▶ _WHAT THIS TASK INVOLVES_
Go through the data below. Pull out every line that has the word "order".

(ENTRIES SHOWN Opens)

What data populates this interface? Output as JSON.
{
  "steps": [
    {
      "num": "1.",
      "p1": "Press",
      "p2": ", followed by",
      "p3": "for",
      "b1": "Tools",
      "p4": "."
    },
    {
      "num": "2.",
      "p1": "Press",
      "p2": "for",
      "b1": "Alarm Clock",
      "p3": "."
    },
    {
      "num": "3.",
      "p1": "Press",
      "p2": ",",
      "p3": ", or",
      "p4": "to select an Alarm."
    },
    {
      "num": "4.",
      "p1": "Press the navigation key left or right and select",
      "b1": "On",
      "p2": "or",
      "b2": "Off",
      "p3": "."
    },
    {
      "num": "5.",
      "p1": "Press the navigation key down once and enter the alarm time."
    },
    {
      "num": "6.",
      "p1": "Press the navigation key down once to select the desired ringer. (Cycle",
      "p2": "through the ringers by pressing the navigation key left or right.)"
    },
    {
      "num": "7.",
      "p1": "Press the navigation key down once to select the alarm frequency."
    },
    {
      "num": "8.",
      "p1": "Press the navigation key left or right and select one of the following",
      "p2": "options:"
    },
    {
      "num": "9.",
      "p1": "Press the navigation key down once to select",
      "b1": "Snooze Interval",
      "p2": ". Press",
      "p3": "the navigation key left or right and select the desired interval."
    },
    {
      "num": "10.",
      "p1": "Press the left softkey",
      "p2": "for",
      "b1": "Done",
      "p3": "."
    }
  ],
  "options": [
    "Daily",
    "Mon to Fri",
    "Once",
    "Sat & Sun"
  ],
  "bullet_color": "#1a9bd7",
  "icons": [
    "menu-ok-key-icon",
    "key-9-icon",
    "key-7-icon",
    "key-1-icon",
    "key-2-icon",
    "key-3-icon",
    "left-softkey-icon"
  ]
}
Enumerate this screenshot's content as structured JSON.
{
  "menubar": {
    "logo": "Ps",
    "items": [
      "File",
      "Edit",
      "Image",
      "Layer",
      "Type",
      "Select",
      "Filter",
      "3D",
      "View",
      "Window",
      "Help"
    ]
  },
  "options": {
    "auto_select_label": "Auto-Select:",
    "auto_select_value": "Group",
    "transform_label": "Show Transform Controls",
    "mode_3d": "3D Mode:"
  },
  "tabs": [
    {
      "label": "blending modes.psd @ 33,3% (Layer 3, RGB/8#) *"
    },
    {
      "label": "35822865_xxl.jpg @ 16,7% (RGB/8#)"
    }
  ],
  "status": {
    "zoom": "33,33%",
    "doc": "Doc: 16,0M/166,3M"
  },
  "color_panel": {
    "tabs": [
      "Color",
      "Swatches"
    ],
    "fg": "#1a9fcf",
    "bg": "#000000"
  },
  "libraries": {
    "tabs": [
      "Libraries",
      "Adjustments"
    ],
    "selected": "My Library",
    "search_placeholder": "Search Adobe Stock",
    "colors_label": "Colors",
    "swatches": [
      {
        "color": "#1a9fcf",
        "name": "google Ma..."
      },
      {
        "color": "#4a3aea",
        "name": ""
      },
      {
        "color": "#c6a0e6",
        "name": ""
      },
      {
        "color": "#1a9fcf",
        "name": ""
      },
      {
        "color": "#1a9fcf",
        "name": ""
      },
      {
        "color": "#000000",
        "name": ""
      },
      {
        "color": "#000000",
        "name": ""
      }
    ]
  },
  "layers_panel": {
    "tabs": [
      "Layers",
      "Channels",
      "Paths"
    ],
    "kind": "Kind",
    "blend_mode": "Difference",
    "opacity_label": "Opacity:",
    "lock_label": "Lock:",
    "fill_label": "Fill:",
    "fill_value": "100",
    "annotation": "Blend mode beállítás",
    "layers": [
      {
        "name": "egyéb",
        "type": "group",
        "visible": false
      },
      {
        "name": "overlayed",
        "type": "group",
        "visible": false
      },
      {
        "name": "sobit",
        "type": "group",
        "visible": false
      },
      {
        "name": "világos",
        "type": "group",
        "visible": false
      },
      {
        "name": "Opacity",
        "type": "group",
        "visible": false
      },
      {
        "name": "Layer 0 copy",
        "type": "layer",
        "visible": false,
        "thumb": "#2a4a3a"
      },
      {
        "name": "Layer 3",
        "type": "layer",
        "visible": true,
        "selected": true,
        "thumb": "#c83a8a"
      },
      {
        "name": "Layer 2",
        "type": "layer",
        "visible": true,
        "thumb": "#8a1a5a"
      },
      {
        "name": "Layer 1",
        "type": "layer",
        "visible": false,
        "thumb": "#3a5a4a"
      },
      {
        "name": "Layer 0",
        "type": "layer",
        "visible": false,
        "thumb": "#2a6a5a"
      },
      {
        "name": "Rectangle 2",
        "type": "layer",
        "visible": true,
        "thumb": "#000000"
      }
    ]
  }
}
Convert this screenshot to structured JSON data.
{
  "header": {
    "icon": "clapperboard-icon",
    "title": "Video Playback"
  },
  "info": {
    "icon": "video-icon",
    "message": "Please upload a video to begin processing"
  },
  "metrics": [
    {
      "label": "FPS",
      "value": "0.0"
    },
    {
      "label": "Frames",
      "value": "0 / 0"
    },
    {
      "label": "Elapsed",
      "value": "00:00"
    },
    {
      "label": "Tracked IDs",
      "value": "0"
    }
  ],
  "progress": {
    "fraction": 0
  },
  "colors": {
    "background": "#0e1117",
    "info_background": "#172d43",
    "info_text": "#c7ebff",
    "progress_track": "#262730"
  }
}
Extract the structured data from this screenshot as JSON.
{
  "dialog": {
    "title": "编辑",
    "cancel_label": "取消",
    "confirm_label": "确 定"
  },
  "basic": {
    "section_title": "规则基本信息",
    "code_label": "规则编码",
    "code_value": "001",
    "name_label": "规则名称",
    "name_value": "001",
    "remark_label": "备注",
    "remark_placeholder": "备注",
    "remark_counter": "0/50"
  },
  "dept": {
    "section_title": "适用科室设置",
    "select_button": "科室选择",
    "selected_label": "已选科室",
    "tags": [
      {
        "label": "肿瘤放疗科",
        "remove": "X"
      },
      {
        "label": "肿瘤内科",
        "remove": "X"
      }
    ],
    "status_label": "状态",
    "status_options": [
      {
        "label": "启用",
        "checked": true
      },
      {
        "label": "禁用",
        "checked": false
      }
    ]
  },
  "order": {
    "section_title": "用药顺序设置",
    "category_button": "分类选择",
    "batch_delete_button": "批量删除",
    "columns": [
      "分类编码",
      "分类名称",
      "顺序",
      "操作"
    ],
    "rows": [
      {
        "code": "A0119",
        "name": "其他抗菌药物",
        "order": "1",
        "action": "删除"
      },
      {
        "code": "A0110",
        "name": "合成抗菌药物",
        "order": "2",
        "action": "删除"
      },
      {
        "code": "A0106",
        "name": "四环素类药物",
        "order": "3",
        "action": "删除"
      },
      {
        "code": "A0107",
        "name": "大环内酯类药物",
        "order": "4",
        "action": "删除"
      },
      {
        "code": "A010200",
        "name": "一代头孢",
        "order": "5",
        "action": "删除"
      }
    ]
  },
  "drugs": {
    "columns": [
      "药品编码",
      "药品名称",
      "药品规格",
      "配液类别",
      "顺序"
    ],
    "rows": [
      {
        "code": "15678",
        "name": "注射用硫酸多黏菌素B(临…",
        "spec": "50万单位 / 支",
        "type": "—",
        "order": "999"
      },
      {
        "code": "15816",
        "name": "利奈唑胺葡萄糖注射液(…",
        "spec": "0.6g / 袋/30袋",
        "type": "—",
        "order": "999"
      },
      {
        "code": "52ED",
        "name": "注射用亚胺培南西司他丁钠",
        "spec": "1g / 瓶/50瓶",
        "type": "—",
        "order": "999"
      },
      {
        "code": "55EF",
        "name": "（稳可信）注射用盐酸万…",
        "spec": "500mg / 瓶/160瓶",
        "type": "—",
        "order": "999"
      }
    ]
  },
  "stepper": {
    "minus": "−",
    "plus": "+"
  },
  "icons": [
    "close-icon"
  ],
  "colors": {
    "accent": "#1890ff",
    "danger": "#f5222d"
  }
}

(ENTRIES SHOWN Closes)

▶ _RESPONSE FOR THIS EXERCISE_
  "order": {
        "order": "1",
        "order": "2",
        "order": "3",
        "order": "4",
        "order": "5",
        "order": "999"
        "order": "999"
        "order": "999"
        "order": "999"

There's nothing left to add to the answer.